Most people only think about hinges when they are staring at a pesky, painted-over door hinge, trying to remove the pin so they can move a new piece of furniture into the room. But even then, the most attention the hinge probably gets is a few choice curse words. How poor we treat the hinge, especially since some historians consider it an invention on par with the wheel. The simple hinge has simply changed our lives.
The most basic hinge, the pivot hinge, was in use in by 1600 BCE (Before Common Era), based on archeological evidence from the ancient city of Hattusa. The pivot hinge is simply a post that rests in a socket or ring of stone, wood, or metal. This basic hinge design allows a door to swing fully open in both directions, or be blocked on one side to stop. Because of this feature, pivot hinges have been passed down through history and are still around everywhere, though in slightly fancier form. Saloon-style doors and bathroom stall doors are often mounted by pivot hinges.
By the beginning of the Common Era, Romans were the most proficient with hinges and had downsized the hinge from a massive piece of hardware to on that would work inside the home on cabinet doors and boxes. The Egyptians, Assyrians, and Babylonians were also using hinges, but they were not as sophisticated as the Roman hinges, nor as sized down, and they were most always used for large doorways and other entryways such as city gates. No one knows when pivot hinges evolved to the strap hinges of the eleventh and twelfth centuries, but that evolution brought hinges one giant step closer to the hinges of today.
Advances in metalworking seem to have made a big difference in hinge development. All archeologists have discovered is that pivot posts and sockets were eventually reinforced with metal and several centuries later, cast iron strap hinges became common. Early examples of this type of hinge can be seen throughout Europe. You can also see how the simple strap hinge became more ornate. By the 1600s, smithies were busy forging many items for household use, among this list were a variety of hinges.

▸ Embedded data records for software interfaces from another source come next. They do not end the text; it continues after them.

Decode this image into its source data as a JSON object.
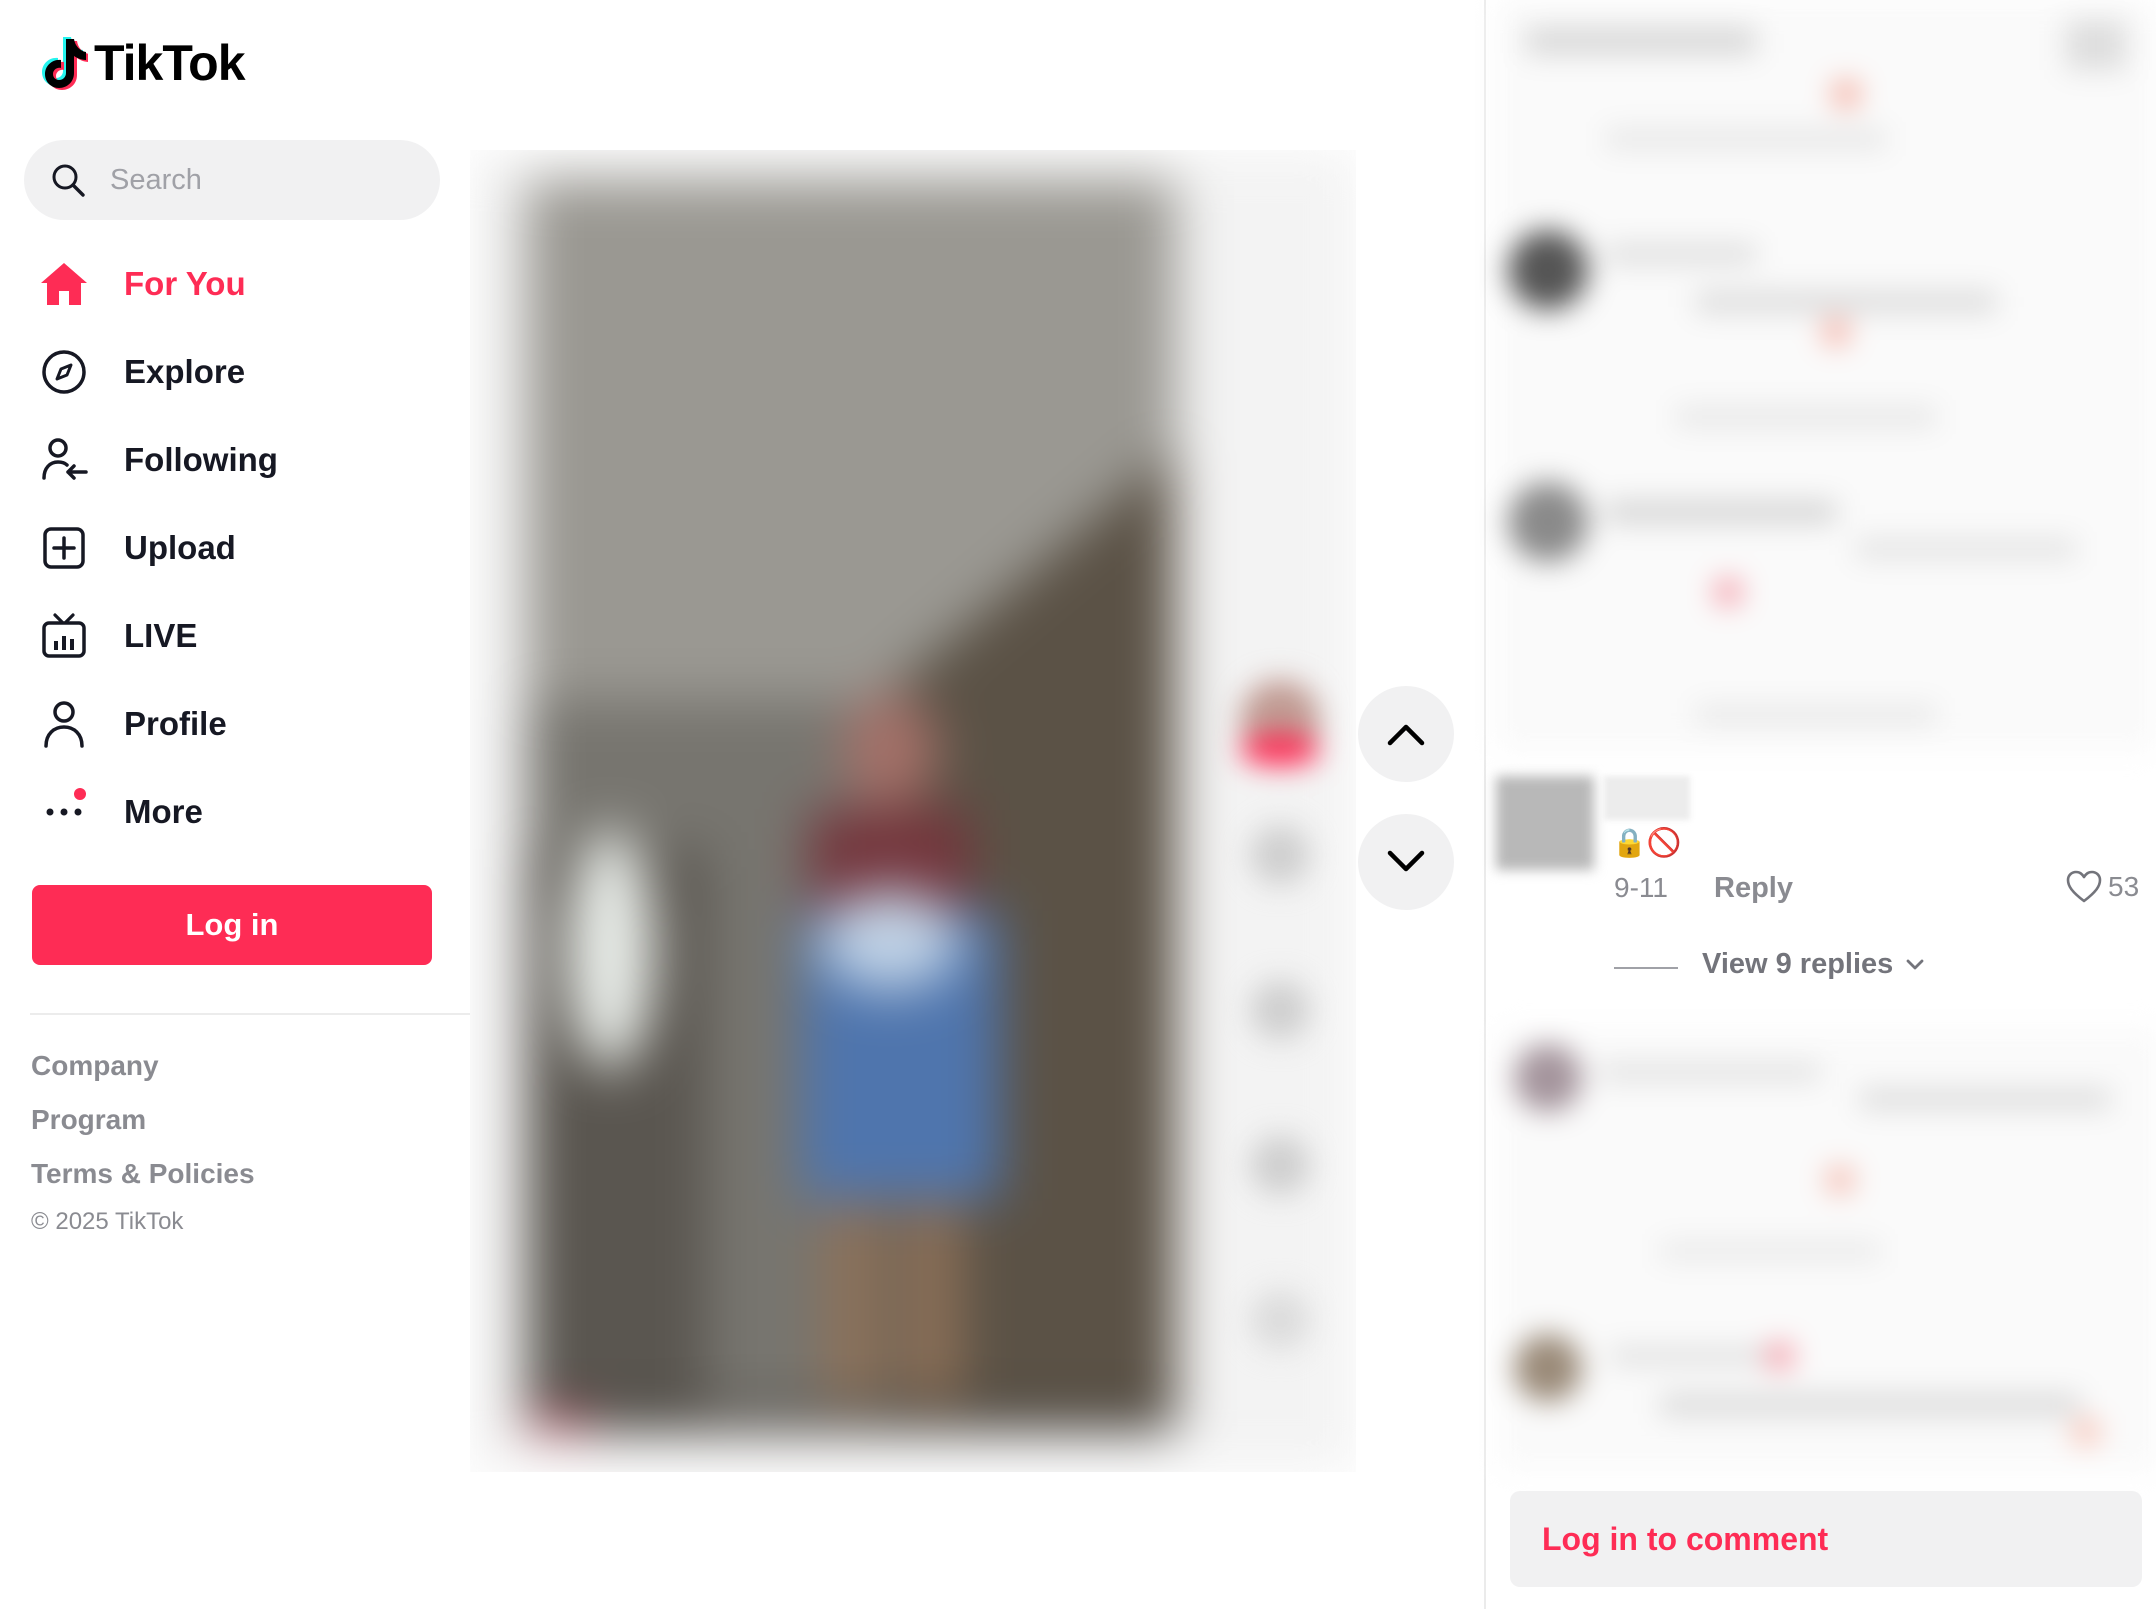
{
  "app": {
    "name": "TikTok"
  },
  "colors": {
    "accent": "#fe2c55",
    "text": "#161823",
    "muted": "#8a8b91",
    "surface": "#f1f1f2"
  },
  "search": {
    "placeholder": "Search",
    "icon": "search-icon"
  },
  "nav": [
    {
      "label": "For You",
      "icon": "home-icon",
      "active": true
    },
    {
      "label": "Explore",
      "icon": "compass-icon",
      "active": false
    },
    {
      "label": "Following",
      "icon": "following-icon",
      "active": false
    },
    {
      "label": "Upload",
      "icon": "upload-icon",
      "active": false
    },
    {
      "label": "LIVE",
      "icon": "live-icon",
      "active": false
    },
    {
      "label": "Profile",
      "icon": "profile-icon",
      "active": false
    },
    {
      "label": "More",
      "icon": "more-icon",
      "active": false,
      "badge": true
    }
  ],
  "login_button": "Log in",
  "footer": {
    "links": [
      "Company",
      "Program",
      "Terms & Policies"
    ],
    "copyright": "© 2025 TikTok"
  },
  "comment": {
    "emojis": "🔒🚫",
    "date": "9-11",
    "reply_label": "Reply",
    "likes": "53",
    "view_replies": "View 9 replies"
  },
  "comment_input": {
    "label": "Log in to comment"
  }
}
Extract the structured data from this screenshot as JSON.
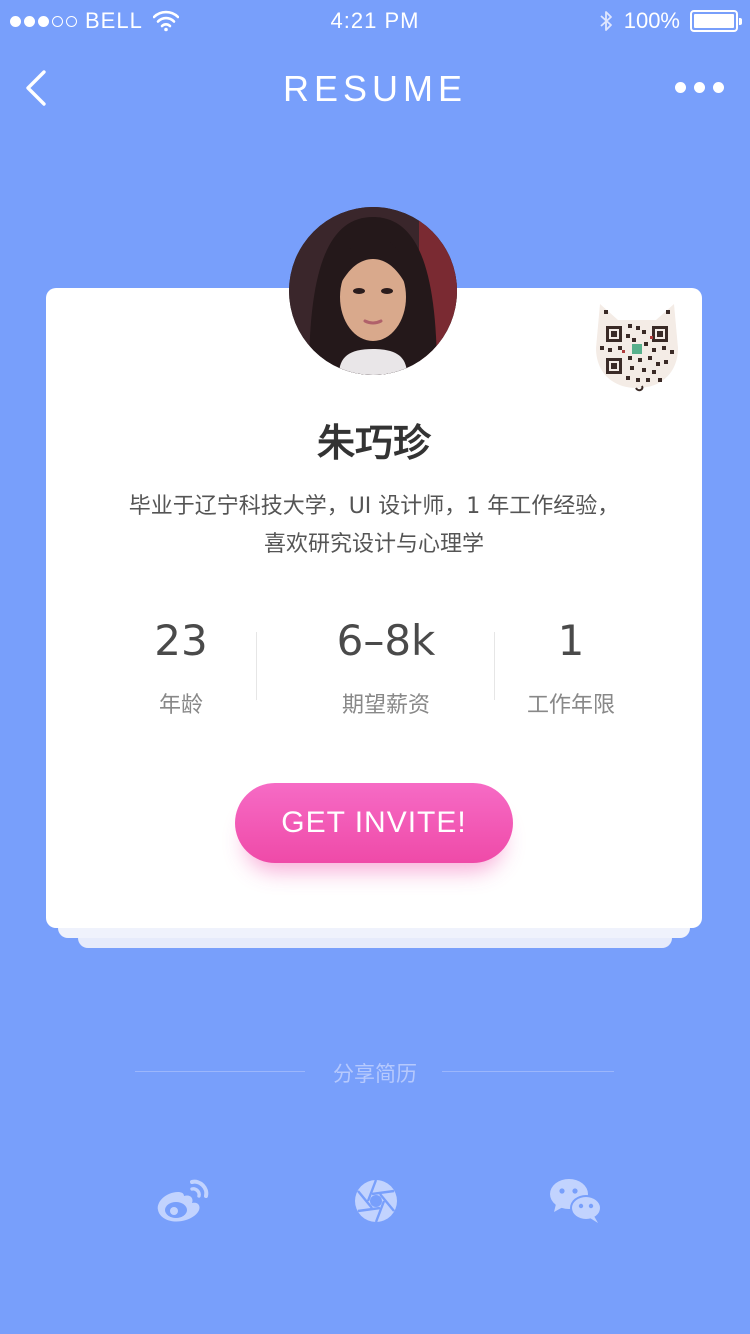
{
  "status_bar": {
    "carrier": "BELL",
    "time": "4:21 PM",
    "battery": "100%",
    "signal_bars_filled": 3,
    "signal_bars_total": 5
  },
  "nav": {
    "title": "RESUME",
    "back_icon": "chevron-left-icon",
    "more_icon": "more-dots-icon"
  },
  "profile": {
    "name": "朱巧珍",
    "bio_line1": "毕业于辽宁科技大学，UI 设计师，1 年工作经验，",
    "bio_line2": "喜欢研究设计与心理学"
  },
  "stats": [
    {
      "value": "23",
      "label": "年龄"
    },
    {
      "value": "6–8k",
      "label": "期望薪资"
    },
    {
      "value": "1",
      "label": "工作年限"
    }
  ],
  "invite_button": {
    "label": "GET INVITE!"
  },
  "share": {
    "title": "分享简历",
    "icons": [
      "weibo-icon",
      "camera-aperture-icon",
      "wechat-icon"
    ]
  },
  "colors": {
    "background": "#789ffb",
    "accent": "#f35ab7",
    "card": "#ffffff"
  }
}
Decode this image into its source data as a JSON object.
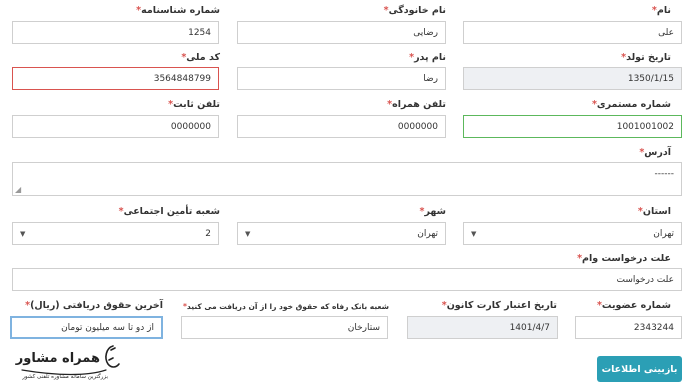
{
  "labels": {
    "first_name": "نام",
    "last_name": "نام خانودگی",
    "id_number": "شماره شناسنامه",
    "birth_date": "تاریخ تولد",
    "father_name": "نام پدر",
    "national_code": "کد ملی",
    "subscriber_number": "شماره مستمری",
    "mobile": "تلفن همراه",
    "landline": "تلفن ثابت",
    "address": "آدرس",
    "province": "استان",
    "city": "شهر",
    "social_branch": "شعبه تأمین اجتماعی",
    "loan_reason": "علت درخواست وام",
    "membership_number": "شماره عضویت",
    "card_expiry": "تاریخ اعتبار کارت کانون",
    "bank_branch": "شعبه بانک رفاه که حقوق خود را از آن دریافت می کنید",
    "last_salary": "آخرین حقوق دریافتی (ریال)"
  },
  "required_mark": "*",
  "values": {
    "first_name": "علی",
    "last_name": "رضایی",
    "id_number": "1254",
    "birth_date": "1350/1/15",
    "father_name": "رضا",
    "national_code": "3564848799",
    "subscriber_number": "1001001002",
    "mobile": "0000000",
    "landline": "0000000",
    "address": "------",
    "province": "تهران",
    "city": "تهران",
    "social_branch": "2",
    "loan_reason": "علت درخواست",
    "membership_number": "2343244",
    "card_expiry": "1401/4/7",
    "bank_branch": "ستارخان",
    "last_salary": "از دو تا سه میلیون تومان"
  },
  "submit_button": "بازبینی اطلاعات",
  "logo": {
    "title": "همراه مشاور",
    "tagline": "بزرگترین سامانه مشاوره تلفنی کشور"
  },
  "colors": {
    "error_border": "#d9534f",
    "success_border": "#5cb85c",
    "focus_border": "#7fb3e0",
    "button": "#2b9fb5",
    "readonly_bg": "#eef0f3"
  }
}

The settlement of the West brought on even more demand for hinges for all of the new homestead-building. Even the “tailgate” of the iconic Conestoga wagon relied on hinges as did the toolbox sometimes mounted on the side of the wagon. Initially, the blacksmiths were concerned with production and quality. Eventually, they had more time to create items that were both functional and esthetically pleasing.
Most of today’s hinges developed from refinements of the basics of these simple designs. A common door hinge has open rings (sockets) on both the door and the frame and a pin (post) that runs through the rings. If that sounds familiar, it’s because it still uses the basic physics of the original pivot hinge developed over 3500 years ago.